Asad Shah’s murder

Asad Shah was a shopkeeper living in Glasgow, he was fatally stabbed on the night before Good Friday, the initial assumption was that this was a race hate crime and now the equally incorrect story is that he was murdered for being a member of the minority Qadiani sect.

In fact Asad Shah was a claimant to prophethood and the Qadiani jamaat had disowned him. The reason was that if their is a new prophet around, and the Qadianis believe prophets can continue to come, then the, so called, Qadiani khalifa of the prophet, is subservient to the prophet and therefore becomes irrelevant.

However, after Asad Shah’s murder he suddenly became their member. Why? Obviously, to gain publicity and for no other reason. We have received an email from a person in Glasgow asking the Qadiani officials to stop shedding crocodile tears about the death of this innocent person and we urge the Qadiani PR machine to stop using his death for publicity and propagation of their movement.

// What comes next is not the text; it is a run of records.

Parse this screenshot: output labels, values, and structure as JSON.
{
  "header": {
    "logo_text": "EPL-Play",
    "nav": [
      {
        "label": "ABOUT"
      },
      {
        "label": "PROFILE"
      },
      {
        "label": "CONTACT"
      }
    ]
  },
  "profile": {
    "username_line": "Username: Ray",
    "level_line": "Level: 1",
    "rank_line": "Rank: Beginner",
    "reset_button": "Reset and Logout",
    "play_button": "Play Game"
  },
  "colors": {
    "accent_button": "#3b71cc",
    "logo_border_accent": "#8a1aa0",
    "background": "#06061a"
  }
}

Mujaddids and Armed Jihad – A Translation

Qutb-ud-Din ahmad ibn Abdul Rahim, better known as Shah Waliullah, was an Islamic scholar, reformer and founder of modern Islamic thought who attempted to reassess Islamic theology in the light of modern changes. He was the Mujaddid of the 12th Century AH.

The most important of Shah Waliullah’s works is ‘Hujjat Allah al Baligha’, in which he made an attempt to present the teachings of Islam in a spirit of scientific objectivity.

What follows is an extract from the introduction to its Urdu translation which has been rendered into English by Shahid Aziz and is taken from pages 29-31 of the Urdu book.

A Divinely raised scholar or mujaddid is obedient to the Prophet

Some short-sighted people raise this objection regarding Shah sahib (r): “Why did he not conduct a jihad?” The answer to it is this, that:

1. First, this point is not credible that, for a Divinely raised scholar and mujaddid, it is essential to take the sword in hand and engage disbelief and shirk [Footnote: ‘Associating others with God’] or those who are heretics. A Divinely raised scholar or mujaddid is obedient to the Prophet.

The question is: From among the prophets and great personalities how many, not content with the propagation of the true religion, took up the sword for jihad? Is the life of the Holy Prophet himself at Makkah not an example for us? Is it not jihad to raise the pen to eliminate disbelief and shirk and heresy? And is this glorious deed not included in the meaning of jihad that a Divinely raised scholar, by the power of his pen, cuts through all those veils on account of which the shining face of the true religion is hidden from the eyes of the people and shows its true beauty to the public, unveils its truths and high moral teaching and makes known to every section of the nation of Islam their errors and mistakes that they had been making for centuries.

If the answer to this question is not in the negative, and certainly it is not, then I have no hesitation in saying that Hazrat Shah sahib (r) was a great Divinely-raised scholar, a great mujaddid and a great warrior…If, after this, there is still anxiety in someone’s heart as to why Hazrat Shah sahib (r) did not conduct armed jihad then we have no answer for them except silence.

Now as promised, I briefly sketch the achievements of Hazrat Shah sahib’s (r) jihad with the pen….

Comment: Hazrat Shah Walliullah was not unique in conducting his mission in this manner. Only when Muslims faced persecution, for example at the hands of the Sikh rulers of the Punjab, did the Mujaddid of the age, Syed Ahmad Shaheed, conduct armed Jihad.

Sadly, the Sunnis betrayed his hideout for a bribe and he was martyred. Interestingly, he crossed the territory ruled by the British but did not conduct armed Jihad against them because there was no religious persecution. Almost all other Mujaddids conducted their Jihad with the pen.